Select from the data all lines with the word "description".

:: INPUT ::

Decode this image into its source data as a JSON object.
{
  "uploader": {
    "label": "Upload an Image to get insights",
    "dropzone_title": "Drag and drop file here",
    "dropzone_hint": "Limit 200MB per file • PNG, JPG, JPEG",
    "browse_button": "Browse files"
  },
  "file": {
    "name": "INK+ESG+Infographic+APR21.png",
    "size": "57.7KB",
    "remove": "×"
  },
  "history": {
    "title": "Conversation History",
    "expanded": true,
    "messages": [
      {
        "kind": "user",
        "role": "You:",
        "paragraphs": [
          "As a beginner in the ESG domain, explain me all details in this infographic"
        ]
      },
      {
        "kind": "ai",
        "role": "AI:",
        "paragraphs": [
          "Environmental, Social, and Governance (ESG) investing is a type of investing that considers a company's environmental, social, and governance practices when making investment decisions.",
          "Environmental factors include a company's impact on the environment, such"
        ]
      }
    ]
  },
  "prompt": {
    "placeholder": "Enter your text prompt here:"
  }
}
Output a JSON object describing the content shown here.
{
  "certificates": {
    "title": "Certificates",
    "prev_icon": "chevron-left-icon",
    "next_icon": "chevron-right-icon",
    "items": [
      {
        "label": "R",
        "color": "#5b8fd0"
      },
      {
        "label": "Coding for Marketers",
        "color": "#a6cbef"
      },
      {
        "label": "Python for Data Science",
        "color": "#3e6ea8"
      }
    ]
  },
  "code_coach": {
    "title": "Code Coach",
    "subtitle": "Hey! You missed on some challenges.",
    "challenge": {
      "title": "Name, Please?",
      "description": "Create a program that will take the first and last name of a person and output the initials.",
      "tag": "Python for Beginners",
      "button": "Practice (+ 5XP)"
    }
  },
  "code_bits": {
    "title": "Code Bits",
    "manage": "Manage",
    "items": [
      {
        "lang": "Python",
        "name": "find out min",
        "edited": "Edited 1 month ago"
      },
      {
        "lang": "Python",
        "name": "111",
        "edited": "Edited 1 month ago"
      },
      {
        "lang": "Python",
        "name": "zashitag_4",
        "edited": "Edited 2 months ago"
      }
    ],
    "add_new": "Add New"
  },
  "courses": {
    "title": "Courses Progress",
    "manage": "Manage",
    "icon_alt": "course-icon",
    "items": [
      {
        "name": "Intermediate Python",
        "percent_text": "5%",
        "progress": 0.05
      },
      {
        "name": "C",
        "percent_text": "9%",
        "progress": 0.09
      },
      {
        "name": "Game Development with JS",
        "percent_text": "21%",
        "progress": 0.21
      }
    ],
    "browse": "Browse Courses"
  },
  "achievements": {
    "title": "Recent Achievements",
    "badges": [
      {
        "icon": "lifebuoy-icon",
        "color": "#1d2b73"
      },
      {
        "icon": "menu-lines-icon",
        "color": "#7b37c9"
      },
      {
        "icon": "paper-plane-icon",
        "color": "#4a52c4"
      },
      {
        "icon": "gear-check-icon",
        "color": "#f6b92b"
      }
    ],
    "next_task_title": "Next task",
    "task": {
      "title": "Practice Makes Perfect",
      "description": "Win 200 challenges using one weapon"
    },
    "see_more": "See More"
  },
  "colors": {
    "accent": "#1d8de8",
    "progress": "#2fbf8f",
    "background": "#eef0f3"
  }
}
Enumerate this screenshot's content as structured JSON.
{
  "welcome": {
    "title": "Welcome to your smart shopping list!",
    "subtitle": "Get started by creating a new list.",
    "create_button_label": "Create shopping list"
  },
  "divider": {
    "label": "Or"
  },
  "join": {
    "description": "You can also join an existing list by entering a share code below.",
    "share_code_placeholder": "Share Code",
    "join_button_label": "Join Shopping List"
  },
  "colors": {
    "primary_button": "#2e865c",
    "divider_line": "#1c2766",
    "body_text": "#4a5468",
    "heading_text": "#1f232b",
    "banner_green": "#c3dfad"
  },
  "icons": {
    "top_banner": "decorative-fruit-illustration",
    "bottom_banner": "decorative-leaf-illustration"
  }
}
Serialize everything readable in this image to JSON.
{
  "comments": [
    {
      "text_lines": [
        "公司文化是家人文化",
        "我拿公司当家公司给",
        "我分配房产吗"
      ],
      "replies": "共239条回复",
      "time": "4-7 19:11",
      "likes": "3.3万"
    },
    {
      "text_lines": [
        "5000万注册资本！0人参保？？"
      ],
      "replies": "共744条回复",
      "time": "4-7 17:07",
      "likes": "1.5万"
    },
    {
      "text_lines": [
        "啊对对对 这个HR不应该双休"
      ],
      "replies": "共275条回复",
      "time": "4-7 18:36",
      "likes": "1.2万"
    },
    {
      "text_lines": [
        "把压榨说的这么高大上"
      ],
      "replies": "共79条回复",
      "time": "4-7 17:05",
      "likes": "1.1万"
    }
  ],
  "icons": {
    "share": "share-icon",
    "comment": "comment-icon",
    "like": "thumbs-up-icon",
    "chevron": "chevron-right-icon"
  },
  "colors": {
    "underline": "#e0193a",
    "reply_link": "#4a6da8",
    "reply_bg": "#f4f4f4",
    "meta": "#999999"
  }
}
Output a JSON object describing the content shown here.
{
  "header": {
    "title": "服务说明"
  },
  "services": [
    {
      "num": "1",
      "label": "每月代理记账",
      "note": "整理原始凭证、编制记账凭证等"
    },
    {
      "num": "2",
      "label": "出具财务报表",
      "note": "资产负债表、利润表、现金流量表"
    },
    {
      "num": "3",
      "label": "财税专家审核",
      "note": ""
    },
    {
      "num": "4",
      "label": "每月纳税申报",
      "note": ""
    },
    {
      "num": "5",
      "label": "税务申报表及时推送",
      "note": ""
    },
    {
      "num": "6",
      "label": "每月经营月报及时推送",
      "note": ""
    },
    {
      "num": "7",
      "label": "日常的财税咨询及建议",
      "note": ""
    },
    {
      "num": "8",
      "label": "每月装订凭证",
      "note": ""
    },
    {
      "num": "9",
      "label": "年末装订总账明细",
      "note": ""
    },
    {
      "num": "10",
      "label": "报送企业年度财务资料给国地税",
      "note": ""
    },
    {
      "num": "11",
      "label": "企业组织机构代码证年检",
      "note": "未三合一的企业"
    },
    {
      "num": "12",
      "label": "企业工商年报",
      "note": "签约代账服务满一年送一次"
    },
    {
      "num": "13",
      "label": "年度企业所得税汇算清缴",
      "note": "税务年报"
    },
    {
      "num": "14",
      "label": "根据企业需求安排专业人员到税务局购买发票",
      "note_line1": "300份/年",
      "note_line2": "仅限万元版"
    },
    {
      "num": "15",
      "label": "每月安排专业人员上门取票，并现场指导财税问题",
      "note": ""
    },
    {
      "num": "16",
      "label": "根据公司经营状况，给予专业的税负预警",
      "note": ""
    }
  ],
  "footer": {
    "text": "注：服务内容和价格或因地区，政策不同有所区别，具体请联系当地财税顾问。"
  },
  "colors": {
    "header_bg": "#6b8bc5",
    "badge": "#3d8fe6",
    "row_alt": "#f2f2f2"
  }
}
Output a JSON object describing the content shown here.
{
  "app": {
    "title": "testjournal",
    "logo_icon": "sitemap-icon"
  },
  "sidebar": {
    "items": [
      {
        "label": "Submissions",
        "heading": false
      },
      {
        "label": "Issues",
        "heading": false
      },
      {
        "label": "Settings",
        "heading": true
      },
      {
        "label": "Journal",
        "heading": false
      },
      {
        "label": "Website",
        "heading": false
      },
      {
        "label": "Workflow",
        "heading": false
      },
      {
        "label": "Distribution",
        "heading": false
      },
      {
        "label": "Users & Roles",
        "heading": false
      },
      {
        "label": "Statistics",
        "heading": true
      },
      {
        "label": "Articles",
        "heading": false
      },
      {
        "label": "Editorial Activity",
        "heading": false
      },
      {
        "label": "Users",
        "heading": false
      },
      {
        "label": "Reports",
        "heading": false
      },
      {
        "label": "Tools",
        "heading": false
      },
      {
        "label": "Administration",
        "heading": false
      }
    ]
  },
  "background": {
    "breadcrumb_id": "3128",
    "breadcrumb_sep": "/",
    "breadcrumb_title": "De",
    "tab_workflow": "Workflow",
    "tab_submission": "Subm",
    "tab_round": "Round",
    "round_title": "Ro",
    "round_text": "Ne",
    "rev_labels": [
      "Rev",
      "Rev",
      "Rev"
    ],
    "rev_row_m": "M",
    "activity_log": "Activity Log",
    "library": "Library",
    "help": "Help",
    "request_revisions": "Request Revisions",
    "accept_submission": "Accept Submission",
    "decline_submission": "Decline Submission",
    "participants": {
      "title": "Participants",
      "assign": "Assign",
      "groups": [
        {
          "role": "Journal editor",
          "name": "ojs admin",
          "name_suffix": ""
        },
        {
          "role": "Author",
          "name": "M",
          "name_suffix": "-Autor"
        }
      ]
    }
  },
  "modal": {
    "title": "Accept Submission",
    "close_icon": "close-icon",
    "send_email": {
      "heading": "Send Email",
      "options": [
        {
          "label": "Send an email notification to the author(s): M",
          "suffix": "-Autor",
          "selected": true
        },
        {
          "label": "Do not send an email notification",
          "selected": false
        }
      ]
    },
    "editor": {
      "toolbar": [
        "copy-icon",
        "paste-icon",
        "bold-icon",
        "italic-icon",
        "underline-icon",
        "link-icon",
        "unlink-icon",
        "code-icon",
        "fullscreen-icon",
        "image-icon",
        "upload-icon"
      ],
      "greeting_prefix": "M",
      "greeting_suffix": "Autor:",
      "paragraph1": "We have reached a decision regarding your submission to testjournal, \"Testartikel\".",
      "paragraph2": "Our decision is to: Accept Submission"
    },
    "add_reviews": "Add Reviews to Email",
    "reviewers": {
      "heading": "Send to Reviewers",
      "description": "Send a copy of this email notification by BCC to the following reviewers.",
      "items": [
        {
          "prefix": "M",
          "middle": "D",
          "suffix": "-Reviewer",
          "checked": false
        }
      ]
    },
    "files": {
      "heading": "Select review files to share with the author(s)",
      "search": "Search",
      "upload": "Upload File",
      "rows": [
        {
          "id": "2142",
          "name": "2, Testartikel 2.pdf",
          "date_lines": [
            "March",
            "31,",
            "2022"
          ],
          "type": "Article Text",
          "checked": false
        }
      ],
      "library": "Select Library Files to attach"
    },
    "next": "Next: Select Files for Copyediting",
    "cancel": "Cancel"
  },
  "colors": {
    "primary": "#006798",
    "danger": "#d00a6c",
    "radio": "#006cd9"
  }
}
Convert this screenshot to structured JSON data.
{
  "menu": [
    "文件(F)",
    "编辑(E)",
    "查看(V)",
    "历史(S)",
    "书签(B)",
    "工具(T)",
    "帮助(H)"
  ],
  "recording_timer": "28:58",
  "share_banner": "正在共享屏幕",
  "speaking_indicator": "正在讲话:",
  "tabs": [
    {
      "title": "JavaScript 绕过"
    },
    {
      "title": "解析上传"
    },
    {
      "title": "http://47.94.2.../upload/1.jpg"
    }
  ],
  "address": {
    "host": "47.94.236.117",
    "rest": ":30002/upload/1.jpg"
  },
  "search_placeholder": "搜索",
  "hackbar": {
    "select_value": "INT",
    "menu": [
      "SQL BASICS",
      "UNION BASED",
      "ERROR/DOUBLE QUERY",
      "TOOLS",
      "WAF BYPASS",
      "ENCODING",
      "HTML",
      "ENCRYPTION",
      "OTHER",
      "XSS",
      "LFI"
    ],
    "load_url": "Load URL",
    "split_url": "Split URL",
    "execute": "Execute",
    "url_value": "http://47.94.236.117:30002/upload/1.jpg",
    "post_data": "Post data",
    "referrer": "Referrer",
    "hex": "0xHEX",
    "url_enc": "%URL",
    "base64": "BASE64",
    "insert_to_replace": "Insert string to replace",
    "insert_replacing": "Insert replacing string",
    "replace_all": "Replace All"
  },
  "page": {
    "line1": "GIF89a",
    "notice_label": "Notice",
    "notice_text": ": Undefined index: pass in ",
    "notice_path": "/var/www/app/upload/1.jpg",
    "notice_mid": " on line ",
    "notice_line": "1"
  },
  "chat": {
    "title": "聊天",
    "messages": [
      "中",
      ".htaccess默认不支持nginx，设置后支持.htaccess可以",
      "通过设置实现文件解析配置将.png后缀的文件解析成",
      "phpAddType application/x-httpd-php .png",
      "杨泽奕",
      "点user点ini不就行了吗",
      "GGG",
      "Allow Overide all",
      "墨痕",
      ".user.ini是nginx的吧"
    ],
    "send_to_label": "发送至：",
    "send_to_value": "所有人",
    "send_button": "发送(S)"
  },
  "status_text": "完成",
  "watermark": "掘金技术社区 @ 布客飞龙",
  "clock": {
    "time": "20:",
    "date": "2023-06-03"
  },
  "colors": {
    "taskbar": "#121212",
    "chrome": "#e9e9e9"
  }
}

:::

## EXERCISE OUTPUT
      "description": "Create a program that will take the first and last name of a person and output the initials.",
      "description": "Win 200 challenges using one weapon"
    "description": "You can also join an existing list by entering a share code below.",
      "description": "Send a copy of this email notification by BCC to the following reviewers.",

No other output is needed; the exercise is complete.